The concept of community clouds is not new. In September, 2010, Gordon Haff, Red Hat's cloud evangelist, wrote a blog post noting "The rise of the community cloud." Since then, however, adoption has been slow, Haff admitted. The market is still immature and there has yet to be a shakedown of major community cloud providers. Instead, niche vendors are sprouting up to provide services to specific industries.
"I would say we're still in the relatively early days," Haff recently told Network World. "But there's definitely interest." Government, healthcare and financial sectors are where Haff said there has been the earliest adoption of community cloud rollouts. But there are obstacles. Fundamentally, community clouds are not necessarily a new technology, rather they're a different way of congregating users under an umbrella of services. "The technology is not the hard part, organizing industries is," Haff said. Some businesses may have hesitations sharing common resources with competitors, for example.

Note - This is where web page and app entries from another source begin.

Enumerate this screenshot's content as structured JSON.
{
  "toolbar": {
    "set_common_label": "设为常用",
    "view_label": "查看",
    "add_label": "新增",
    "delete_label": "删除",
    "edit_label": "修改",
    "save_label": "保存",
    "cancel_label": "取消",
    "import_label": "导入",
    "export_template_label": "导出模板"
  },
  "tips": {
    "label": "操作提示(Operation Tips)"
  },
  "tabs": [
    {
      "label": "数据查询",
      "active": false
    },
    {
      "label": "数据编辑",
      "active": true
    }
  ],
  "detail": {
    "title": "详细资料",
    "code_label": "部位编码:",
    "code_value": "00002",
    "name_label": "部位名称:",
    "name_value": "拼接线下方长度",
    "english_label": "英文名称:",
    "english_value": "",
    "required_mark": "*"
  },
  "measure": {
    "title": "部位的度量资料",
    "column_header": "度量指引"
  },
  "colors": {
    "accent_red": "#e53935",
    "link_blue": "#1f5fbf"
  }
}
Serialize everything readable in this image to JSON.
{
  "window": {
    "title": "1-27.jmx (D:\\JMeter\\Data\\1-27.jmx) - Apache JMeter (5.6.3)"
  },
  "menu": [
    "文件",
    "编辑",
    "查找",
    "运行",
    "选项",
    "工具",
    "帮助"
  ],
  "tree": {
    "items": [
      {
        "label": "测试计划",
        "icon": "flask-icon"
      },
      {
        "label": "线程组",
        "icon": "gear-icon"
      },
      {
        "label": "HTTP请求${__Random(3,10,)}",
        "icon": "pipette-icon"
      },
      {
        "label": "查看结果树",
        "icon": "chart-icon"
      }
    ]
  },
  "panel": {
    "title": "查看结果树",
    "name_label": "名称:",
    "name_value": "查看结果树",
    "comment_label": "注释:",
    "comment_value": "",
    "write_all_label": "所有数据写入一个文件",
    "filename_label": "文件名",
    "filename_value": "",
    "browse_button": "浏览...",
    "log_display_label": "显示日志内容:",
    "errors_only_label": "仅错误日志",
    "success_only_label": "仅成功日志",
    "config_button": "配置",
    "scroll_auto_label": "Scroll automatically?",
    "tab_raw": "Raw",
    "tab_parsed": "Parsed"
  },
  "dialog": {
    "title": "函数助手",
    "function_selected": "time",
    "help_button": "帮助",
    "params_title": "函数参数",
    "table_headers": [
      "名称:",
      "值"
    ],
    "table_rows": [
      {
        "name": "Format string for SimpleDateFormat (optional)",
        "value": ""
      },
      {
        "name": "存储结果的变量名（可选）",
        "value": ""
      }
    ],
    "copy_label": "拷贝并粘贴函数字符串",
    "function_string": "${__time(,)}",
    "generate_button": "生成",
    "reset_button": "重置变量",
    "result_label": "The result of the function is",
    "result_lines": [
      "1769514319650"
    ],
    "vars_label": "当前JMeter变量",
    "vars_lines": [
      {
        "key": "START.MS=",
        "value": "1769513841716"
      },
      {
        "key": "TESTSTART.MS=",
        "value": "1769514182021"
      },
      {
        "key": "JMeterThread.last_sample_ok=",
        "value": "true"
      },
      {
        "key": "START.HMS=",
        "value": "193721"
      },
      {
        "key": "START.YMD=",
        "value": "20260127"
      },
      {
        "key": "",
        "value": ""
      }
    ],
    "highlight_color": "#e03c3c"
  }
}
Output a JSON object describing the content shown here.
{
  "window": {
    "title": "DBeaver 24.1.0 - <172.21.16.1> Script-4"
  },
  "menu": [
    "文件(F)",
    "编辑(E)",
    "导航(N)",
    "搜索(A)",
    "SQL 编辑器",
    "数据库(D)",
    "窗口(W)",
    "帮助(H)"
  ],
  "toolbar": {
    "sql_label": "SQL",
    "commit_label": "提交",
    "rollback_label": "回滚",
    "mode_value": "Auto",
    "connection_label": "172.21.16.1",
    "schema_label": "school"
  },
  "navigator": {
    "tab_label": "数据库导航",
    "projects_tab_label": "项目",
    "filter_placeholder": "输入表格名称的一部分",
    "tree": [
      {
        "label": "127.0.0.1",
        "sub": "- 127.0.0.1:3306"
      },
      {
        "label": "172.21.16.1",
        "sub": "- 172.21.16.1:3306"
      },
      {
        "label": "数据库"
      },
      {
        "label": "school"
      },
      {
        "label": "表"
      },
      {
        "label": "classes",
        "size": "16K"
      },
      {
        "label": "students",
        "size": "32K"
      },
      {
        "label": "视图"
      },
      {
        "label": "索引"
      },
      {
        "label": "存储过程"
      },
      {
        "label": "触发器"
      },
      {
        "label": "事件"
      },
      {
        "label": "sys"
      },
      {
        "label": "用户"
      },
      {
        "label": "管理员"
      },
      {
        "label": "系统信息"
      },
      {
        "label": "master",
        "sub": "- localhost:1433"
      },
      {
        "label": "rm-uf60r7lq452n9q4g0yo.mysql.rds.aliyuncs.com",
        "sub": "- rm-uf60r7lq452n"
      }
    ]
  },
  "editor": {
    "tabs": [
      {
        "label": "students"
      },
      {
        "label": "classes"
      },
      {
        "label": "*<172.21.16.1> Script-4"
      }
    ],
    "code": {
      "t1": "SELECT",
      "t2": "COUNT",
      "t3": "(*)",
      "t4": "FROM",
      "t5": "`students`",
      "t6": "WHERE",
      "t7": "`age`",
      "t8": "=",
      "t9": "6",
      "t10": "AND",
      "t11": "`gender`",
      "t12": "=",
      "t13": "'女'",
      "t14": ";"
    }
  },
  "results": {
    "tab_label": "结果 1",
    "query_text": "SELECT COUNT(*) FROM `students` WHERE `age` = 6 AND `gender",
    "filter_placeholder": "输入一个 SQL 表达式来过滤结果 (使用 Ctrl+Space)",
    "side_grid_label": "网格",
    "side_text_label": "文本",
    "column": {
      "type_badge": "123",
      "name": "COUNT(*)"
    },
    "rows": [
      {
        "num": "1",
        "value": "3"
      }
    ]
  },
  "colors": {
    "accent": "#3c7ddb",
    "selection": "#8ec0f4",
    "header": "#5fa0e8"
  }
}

Mann says the biggest technical differences between community clouds and public clouds are the functionality characteristics that have been tailored for whatever industry the community cloud serves. A healthcare community cloud, for example, could have specific identity access provisioning and security features that allow users to remain HIPAA compliant with their data storage needs.
Vendors are just beginning to see the competitive advantages of providing community clouds, and the earliest players so far have been providers that already have industry-specific products and services, Haff says. But, Haff, Lodge and Mann all agree that community clouds will likely become more widespread.
Despite community clouds not yet fully catching on, there are some examples in the market. International Game Technology, a vendor of computerized game technology, recently launched its IGT Cloud, aimed specifically at gaming companies. It uses the AppLogic cloud computing platform from CA Technologies to provide cloud-based SaaS offerings for casinos to better manage their games.
Optum, which is the technology division of UnitedHealth Group, one of the nation's largest insurance providers, is another example. It released its Optum Health Cloud in February as a way for those in the healthcare industry to take advantage of cloud resources. Strict data protection standards regulated by HIPAA, plus a constant pressure to reduce costs and find efficiencies in healthcare management has made community cloud services seem like a natural fit for the industry, says Ted Hoy, senior vice president and general manager of Optum Cloud Solutions. Powered by two data centers owned by Optum, Hoy hopes the community cloud will eventually be able to offer Iaas, SaaS, PaaS for customers.
The service, Hoy says, has differentiating features tailored specifically for the healthcare industry. HIPAA regulations, for example, regulate how secure certain information must be depending on what it is. An e-mail exchange between two doctors about the latest in medical trends needs a different level of protection compared to a communication between a doctor and a patient. Optum worked with Cisco to create security provisions tailor-made for the system that identifies who is entering information, what type of information it is and who has access to it.